Editorial Note: I originally wrote this post for the SmartBear blog. You can check out the original here, at their site. While you’re there, check out some of the pieces by their other authors.
I make part of my living these days as an IT management consultant, and in this capacity, I’ve developed an interesting niche: evaluation of codebases. Specifically, an organization’t management will bring me in to spend a week or two looking through a codebase, sizing it up, and making recommendations for what to do with it going forward (e.g. “stay the course, rework the architecture, targeted training, scrap it, etc.”)
As you might imagine, this part of my practice leads me to looking at and quickly grokking a lot of unfamiliar code.

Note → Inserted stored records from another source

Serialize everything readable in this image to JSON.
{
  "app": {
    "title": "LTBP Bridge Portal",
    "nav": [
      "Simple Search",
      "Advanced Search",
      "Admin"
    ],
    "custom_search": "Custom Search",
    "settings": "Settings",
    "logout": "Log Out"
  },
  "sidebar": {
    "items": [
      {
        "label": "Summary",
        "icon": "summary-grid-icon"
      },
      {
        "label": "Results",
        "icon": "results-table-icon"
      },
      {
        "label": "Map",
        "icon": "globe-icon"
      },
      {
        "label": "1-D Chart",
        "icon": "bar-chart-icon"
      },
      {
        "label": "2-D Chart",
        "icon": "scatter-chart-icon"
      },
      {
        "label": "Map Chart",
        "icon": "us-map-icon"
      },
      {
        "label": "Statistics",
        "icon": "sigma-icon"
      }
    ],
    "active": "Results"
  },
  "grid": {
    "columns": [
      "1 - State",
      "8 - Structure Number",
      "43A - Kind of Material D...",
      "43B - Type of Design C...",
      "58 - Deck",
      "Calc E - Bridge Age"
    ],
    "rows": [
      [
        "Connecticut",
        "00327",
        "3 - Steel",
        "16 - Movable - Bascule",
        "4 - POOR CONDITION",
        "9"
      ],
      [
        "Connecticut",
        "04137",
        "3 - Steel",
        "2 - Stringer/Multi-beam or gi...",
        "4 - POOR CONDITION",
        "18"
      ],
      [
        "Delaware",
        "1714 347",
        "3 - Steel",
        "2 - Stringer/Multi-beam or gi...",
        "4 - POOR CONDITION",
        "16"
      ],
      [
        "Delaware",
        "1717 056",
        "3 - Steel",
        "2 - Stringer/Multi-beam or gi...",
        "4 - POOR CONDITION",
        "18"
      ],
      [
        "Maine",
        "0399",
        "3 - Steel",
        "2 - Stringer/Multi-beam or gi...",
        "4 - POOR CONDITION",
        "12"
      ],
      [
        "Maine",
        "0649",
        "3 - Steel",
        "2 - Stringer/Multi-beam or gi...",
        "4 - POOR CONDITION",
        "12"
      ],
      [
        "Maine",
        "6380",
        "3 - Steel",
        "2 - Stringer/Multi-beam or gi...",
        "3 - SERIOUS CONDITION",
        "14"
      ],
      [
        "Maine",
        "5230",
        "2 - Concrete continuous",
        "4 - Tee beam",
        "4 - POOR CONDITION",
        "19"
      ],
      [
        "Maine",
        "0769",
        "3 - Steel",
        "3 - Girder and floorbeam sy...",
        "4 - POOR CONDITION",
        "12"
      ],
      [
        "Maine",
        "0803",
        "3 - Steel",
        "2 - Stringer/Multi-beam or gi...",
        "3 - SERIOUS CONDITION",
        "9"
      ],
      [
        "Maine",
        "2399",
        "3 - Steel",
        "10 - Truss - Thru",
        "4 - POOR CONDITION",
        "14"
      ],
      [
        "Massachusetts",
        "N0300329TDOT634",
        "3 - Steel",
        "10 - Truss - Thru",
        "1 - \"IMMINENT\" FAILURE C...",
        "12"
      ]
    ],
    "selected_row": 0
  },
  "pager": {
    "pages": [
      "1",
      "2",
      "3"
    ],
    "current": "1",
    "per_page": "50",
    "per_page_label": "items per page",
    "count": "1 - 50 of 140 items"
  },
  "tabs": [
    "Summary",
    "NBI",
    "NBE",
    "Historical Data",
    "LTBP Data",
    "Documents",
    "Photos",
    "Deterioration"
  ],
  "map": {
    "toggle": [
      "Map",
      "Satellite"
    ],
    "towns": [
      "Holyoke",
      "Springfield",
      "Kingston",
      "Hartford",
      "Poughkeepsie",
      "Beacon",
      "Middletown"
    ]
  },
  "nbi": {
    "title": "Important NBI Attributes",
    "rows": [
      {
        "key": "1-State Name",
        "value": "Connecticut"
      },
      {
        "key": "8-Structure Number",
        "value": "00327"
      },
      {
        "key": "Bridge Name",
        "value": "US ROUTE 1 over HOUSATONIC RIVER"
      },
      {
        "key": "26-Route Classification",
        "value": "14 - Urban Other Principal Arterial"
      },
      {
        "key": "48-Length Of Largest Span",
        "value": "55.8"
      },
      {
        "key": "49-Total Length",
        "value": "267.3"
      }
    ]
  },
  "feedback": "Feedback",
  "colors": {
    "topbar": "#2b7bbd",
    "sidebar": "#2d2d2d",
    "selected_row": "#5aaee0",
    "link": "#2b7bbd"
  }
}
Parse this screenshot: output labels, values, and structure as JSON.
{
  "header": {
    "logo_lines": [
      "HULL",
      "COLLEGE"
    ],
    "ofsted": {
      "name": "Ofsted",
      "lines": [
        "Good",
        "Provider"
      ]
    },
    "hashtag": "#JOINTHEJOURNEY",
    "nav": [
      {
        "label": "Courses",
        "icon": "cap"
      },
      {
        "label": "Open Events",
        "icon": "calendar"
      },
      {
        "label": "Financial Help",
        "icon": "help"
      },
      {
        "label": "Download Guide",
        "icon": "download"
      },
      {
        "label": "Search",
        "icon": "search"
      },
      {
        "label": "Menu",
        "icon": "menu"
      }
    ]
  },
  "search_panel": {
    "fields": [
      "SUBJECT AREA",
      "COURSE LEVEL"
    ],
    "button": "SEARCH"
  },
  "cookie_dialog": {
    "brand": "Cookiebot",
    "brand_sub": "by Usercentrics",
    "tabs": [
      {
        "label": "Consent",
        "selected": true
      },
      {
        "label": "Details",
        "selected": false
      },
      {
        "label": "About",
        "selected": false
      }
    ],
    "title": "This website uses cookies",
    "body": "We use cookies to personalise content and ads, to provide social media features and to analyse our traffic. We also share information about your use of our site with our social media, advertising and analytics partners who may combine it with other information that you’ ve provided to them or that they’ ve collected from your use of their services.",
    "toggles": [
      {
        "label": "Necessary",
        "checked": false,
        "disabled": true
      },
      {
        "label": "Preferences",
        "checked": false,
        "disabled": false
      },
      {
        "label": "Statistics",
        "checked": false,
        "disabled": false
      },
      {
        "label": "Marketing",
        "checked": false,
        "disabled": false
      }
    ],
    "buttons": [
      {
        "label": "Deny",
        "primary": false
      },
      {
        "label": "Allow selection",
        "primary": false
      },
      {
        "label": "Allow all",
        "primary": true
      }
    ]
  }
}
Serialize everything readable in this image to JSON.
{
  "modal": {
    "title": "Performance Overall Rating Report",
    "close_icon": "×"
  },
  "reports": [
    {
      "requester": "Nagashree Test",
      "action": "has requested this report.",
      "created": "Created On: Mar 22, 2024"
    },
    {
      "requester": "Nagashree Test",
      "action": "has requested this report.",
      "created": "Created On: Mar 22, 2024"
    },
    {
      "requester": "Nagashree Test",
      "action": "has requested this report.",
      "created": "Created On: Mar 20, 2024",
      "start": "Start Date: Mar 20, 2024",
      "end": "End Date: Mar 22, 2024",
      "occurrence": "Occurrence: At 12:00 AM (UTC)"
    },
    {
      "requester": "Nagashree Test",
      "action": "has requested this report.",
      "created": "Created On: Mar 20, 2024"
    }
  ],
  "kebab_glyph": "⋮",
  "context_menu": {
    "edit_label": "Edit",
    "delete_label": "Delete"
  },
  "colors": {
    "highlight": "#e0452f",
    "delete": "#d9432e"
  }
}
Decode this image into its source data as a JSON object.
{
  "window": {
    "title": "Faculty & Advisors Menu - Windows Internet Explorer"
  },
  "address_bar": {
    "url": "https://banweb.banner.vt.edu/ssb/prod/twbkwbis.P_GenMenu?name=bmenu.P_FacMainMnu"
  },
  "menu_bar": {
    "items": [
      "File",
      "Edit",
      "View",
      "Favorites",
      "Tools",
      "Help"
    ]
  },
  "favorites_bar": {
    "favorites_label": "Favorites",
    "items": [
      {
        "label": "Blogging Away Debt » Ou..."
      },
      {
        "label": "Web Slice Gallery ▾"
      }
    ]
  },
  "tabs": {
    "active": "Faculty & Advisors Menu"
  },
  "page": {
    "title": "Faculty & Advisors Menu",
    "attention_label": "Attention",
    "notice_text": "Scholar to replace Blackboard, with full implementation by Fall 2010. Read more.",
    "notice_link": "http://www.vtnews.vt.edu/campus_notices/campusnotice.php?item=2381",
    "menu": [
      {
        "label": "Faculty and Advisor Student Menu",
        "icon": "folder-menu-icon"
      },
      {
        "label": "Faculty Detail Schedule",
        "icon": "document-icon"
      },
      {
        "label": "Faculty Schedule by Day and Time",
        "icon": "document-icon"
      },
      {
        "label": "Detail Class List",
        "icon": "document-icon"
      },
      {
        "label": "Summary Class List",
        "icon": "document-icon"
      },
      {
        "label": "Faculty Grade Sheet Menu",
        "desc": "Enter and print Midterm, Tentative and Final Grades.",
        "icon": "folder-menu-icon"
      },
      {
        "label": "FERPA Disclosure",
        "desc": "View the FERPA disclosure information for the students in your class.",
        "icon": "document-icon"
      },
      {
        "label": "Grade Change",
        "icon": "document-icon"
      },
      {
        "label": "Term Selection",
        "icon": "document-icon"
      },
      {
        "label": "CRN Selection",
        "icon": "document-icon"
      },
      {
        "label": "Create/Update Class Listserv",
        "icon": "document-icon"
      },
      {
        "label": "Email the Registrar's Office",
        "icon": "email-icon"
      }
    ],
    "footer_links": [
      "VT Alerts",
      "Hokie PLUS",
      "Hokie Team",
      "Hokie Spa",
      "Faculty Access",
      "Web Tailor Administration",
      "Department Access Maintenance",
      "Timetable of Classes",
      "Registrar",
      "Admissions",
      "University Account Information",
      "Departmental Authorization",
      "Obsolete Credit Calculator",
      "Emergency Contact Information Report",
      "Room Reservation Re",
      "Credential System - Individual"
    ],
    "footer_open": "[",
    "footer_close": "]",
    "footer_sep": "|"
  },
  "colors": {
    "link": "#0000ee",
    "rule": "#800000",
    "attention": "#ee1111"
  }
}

Every few weeks, I’m squinting at strange classes, running static analysis tools, and making lists of assumptions and questions to ask the development team. And I’ve found that this practice has benefits to me beyond helping me earn my living. I’d argue that it makes me a better programmer.
Consider the opposite situation — one that describes an enormous cross section of industry developers. They come in to work each day and deal with the same codebase. This continues day in and day out for weeks, months, or even years.
This year, my wife and I are hoping to make a visit to the Galapagos Islands, which are noteworthy for the uniqueness of the wildlife there. The animals living there have been isolated from the wider world of fauna for millions of years, and the result is that they’ve developed unique and unusual characteristics that cannot be found anywhere else. This is what tends to happen to codebases in shops where the majority of developers work in relative isolation. A bubble forms, and practices drift toward the unusual.
For an individual, this isolation tends to put a damper on skill acquisition and can even be career limiting. It’s the polar opposite of the situation in which I find myself — constantly immersed in unfamiliar code. So how can you remedy the isolation if your professional life shows you the same code in day in and day out? (Without drastic career moves, that is). Well, the dead simplest thing I can think of is to seek out and review other people’s code. And to do that, there’s no better place to go than Github.
Here’s what you can do. Every few weeks or so, poke around idly on Github, searching for random codebases in your language of choice. Big or small, popular or niche, active or forgotten — it really doesn’t matter much. They just need to be different and new.
Once you’ve found one (and just about any one will do), clone it and get the code locally on your machine. Open it up in your IDE/editor/environment of choice, and start looking around. If you start to perform this exercise with some regularity, here are some benefits that you can expect, in my experience.